Chaz Bundick sings to the desert winds at sunset in his new concert album and film, Live From Trona
“It’s all getting a bit too predictable in a way,” says Chaz Bundick. “It’s all right there. It’s too easy to find the best songs, to skip to the best part of a song. I want people to experience something new, and if the music is good I hope it will be memorable too. I want to look at different ways to bring music to another level.”
Approaching a decade in music, Bundick has always sought new paths. Originally hailing from Columbia, South Carolina (and currently decamped to Portland, Oregon), he graduated through a series of teenage punk and indie bands before going solo as Toro Y Moi in 2001. Incorporating electronics with a slew of disparate influences ranging from rock and baroque pop to R&B and underground hip hop, 2010 saw the release of his debut long player, Causers Of This on Carpark Records, his label to this day. It set the online music community alight and saw Bundick hit the road with the likes of Phoenix and Caribou.
In the years since then Bundick has turned over many stones with studio albums, EPs, side projects, DJing and mixtapes touching on hazy soundscape collages and flickers of house music through to the tight sounds of last year’s What For?, his forth studio album. He has managed to surf through the much-hyped buzz of early 2010s chillwave and emerge on the other side as an enduring artist. Lauded by his peers, he has collaborated with the likes of Nosaj Thing, Chromeo and most recently The Avalanches, for whom he contributed If I Was A Folkstar to their much-anticipated Wildflower album. However, it’s with his latest project, the live album and accompanying concert film Live From Trona, that Toro Y Moi takes things to dizzying new heights.
Supported by Vimeo, Live From Trona takes in 13 tracks from Bundick’s catalogue, performed live with his band against a stunning backdrop of the Mojave’s Trona pinnacles, which were formed as part of a prehistoric lake. Filmed in the round, with cameras, lights and crew visible at all times, the performances are interspersed with hand-drawn animations and VHS footage imbuing the film with the flavour of psychedelic rock films of previous eras.
Watch Grown Up Calls from Live from Trona
The film is the latest in a long series of collaborations between Bundick and director Harry Israelson including music videos, behind the scenes pieces and documentaries. But Live From Trona is by far their most ambitious video to date. “It was a crew of 25 people so I was thankful everyone was down to work on this, even though it was not their normal thing. Most of my videos have been really DIY with like five people on the set. Just to see how they rose to the occasion was pretty impressive. It was really amazing to experience.”
“We played the whole thing in an
hour and half because we were racing
against the sundown. It was crazy”
While developing the concept took a number of months, the execution itself was swift. “We drove out to the desert at 6am. It took five hours to get the set up going and then another two to three hours to work on the sound. We played the whole thing in an hour and half because we were racing against the sundown. It was crazy but like clockwork everything was just done so well in time.”

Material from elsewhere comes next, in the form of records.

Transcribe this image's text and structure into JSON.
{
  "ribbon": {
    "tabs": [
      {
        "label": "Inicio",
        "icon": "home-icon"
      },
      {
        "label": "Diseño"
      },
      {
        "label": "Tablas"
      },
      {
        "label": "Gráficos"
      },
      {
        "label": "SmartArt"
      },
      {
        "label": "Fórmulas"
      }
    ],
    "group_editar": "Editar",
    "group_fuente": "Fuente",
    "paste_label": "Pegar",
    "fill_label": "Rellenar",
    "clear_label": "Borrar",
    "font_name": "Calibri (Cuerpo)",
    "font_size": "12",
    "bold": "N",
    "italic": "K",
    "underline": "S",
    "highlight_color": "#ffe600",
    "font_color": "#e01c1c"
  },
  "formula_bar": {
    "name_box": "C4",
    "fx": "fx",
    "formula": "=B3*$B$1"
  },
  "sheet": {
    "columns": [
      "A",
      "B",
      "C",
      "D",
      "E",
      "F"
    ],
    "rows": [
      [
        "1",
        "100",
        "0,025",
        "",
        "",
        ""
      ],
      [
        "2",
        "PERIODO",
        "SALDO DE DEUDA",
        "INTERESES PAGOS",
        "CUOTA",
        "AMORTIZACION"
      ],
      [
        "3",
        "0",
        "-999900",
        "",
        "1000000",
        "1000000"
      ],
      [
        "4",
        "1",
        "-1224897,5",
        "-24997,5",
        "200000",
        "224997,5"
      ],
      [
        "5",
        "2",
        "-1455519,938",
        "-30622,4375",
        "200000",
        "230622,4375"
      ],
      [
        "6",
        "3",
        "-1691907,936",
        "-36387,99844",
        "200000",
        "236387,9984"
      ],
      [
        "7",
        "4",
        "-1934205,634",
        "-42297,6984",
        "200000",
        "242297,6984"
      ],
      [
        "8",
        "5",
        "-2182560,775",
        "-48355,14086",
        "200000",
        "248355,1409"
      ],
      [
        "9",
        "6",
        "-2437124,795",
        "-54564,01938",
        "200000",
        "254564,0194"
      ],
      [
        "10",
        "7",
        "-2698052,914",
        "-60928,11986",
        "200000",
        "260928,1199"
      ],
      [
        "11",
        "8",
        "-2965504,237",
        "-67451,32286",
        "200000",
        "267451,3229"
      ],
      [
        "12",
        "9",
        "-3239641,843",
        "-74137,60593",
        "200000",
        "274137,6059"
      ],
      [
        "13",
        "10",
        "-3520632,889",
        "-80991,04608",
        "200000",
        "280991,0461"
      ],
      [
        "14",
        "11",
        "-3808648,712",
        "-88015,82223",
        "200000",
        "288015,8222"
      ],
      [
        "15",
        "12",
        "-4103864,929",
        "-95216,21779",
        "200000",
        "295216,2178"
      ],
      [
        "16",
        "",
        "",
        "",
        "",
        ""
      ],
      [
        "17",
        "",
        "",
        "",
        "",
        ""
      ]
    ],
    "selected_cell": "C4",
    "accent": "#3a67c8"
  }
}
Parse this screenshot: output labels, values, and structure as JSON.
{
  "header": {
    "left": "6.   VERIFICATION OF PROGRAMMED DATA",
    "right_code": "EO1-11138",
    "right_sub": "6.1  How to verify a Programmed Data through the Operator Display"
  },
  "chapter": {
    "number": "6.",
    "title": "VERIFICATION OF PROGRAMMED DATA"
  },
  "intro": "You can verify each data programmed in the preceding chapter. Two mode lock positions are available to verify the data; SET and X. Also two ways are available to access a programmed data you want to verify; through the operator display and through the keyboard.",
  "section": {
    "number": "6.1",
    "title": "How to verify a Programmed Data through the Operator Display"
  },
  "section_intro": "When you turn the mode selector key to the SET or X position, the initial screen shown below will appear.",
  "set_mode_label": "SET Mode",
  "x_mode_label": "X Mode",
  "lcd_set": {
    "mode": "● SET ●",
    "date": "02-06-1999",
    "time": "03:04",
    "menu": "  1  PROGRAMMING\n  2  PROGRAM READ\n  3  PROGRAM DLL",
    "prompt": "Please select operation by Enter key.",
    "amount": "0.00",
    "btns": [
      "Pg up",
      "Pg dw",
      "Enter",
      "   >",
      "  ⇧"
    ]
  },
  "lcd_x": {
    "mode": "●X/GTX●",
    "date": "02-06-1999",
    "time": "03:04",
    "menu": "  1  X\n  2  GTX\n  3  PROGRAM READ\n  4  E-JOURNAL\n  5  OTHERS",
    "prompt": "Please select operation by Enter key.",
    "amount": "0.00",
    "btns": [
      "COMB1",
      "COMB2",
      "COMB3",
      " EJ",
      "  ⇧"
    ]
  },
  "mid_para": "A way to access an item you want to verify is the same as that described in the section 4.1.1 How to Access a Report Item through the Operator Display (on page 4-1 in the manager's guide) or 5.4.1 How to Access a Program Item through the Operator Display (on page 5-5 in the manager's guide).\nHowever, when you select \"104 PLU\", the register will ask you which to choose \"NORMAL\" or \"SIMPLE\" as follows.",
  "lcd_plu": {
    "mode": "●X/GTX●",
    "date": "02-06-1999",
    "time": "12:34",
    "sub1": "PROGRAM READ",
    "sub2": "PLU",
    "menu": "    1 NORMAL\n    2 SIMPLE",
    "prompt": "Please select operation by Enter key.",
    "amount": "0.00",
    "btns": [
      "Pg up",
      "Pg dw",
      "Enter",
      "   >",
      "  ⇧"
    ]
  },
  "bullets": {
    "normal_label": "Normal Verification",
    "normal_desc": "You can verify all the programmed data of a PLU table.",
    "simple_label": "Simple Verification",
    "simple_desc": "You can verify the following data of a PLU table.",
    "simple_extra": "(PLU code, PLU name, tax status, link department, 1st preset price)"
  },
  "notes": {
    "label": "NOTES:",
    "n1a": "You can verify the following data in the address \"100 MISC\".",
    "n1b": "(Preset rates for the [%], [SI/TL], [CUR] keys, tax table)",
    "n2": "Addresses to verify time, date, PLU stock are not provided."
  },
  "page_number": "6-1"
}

Song selection was dictated by the previous year’s worth of relentless touring. “We picked out our favourite live songs then extended some drum intros and outros just to have fun with the set. There’s not really any electronics going on at all.” Bundick also introduced multi-instrumentalist Brijean Murphy on live percussion, and for the new song JBS, the group is joined by jazz duo The Mattson 2, who will support them on their upcoming US tour this November.
As Live From Trona enters the world, the experience of making it has also inspired Bundick’s creative juices beyond music. “This film has taught me that I love creative direction. I went to school for graphic design and it’s always been a passion of mine so I would love to branch out and exercise other parts of my brain.”